### Directions
The output should be the records themselves, given again exactly.

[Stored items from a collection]

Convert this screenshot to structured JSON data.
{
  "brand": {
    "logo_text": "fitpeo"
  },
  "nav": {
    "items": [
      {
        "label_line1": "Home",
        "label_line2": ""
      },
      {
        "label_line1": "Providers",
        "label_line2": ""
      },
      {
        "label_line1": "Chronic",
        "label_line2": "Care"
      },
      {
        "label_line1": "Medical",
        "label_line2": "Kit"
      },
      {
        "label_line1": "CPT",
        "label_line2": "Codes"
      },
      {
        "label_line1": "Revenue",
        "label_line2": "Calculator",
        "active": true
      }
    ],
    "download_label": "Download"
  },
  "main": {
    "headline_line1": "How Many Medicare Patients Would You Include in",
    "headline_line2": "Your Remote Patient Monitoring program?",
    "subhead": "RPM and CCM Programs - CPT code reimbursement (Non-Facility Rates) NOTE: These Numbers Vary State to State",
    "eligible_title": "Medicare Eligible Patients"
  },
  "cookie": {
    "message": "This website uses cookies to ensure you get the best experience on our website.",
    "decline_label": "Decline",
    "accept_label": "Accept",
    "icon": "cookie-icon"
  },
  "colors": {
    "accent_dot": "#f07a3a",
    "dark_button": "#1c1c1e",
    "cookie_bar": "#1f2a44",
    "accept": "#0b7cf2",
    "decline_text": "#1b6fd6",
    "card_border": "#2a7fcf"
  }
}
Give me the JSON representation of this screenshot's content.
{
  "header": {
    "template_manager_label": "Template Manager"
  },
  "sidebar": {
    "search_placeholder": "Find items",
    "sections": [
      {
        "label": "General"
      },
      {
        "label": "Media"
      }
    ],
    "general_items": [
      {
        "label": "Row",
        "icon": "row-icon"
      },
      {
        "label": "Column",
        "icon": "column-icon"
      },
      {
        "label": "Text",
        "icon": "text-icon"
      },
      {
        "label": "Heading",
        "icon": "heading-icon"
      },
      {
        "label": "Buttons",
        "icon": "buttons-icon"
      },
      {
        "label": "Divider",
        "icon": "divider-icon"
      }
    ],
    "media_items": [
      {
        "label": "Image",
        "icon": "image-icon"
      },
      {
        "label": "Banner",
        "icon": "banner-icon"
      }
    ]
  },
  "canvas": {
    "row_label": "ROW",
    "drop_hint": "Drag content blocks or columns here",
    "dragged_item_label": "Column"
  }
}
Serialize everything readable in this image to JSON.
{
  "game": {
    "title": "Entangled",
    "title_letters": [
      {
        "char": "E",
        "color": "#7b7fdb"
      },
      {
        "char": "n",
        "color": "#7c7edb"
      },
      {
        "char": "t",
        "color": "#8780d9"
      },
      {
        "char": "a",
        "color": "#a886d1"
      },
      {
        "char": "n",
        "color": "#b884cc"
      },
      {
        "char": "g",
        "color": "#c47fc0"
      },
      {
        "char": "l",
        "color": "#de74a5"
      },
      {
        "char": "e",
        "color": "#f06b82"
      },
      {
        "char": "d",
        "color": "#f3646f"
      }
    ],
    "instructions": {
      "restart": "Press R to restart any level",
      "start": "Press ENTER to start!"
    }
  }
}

### Output of the exercise
Convert this screenshot to structured JSON data.
{
  "brand": {
    "logo_text": "fitpeo"
  },
  "nav": {
    "items": [
      {
        "label_line1": "Home",
        "label_line2": ""
      },
      {
        "label_line1": "Providers",
        "label_line2": ""
      },
      {
        "label_line1": "Chronic",
        "label_line2": "Care"
      },
      {
        "label_line1": "Medical",
        "label_line2": "Kit"
      },
      {
        "label_line1": "CPT",
        "label_line2": "Codes"
      },
      {
        "label_line1": "Revenue",
        "label_line2": "Calculator",
        "active": true
      }
    ],
    "download_label": "Download"
  },
  "main": {
    "headline_line1": "How Many Medicare Patients Would You Include in",
    "headline_line2": "Your Remote Patient Monitoring program?",
    "subhead": "RPM and CCM Programs - CPT code reimbursement (Non-Facility Rates) NOTE: These Numbers Vary State to State",
    "eligible_title": "Medicare Eligible Patients"
  },
  "cookie": {
    "message": "This website uses cookies to ensure you get the best experience on our website.",
    "decline_label": "Decline",
    "accept_label": "Accept",
    "icon": "cookie-icon"
  },
  "colors": {
    "accent_dot": "#f07a3a",
    "dark_button": "#1c1c1e",
    "cookie_bar": "#1f2a44",
    "accept": "#0b7cf2",
    "decline_text": "#1b6fd6",
    "card_border": "#2a7fcf"
  }
}
Give me the JSON representation of this screenshot's content.
{
  "header": {
    "template_manager_label": "Template Manager"
  },
  "sidebar": {
    "search_placeholder": "Find items",
    "sections": [
      {
        "label": "General"
      },
      {
        "label": "Media"
      }
    ],
    "general_items": [
      {
        "label": "Row",
        "icon": "row-icon"
      },
      {
        "label": "Column",
        "icon": "column-icon"
      },
      {
        "label": "Text",
        "icon": "text-icon"
      },
      {
        "label": "Heading",
        "icon": "heading-icon"
      },
      {
        "label": "Buttons",
        "icon": "buttons-icon"
      },
      {
        "label": "Divider",
        "icon": "divider-icon"
      }
    ],
    "media_items": [
      {
        "label": "Image",
        "icon": "image-icon"
      },
      {
        "label": "Banner",
        "icon": "banner-icon"
      }
    ]
  },
  "canvas": {
    "row_label": "ROW",
    "drop_hint": "Drag content blocks or columns here",
    "dragged_item_label": "Column"
  }
}
Serialize everything readable in this image to JSON.
{
  "game": {
    "title": "Entangled",
    "title_letters": [
      {
        "char": "E",
        "color": "#7b7fdb"
      },
      {
        "char": "n",
        "color": "#7c7edb"
      },
      {
        "char": "t",
        "color": "#8780d9"
      },
      {
        "char": "a",
        "color": "#a886d1"
      },
      {
        "char": "n",
        "color": "#b884cc"
      },
      {
        "char": "g",
        "color": "#c47fc0"
      },
      {
        "char": "l",
        "color": "#de74a5"
      },
      {
        "char": "e",
        "color": "#f06b82"
      },
      {
        "char": "d",
        "color": "#f3646f"
      }
    ],
    "instructions": {
      "restart": "Press R to restart any level",
      "start": "Press ENTER to start!"
    }
  }
}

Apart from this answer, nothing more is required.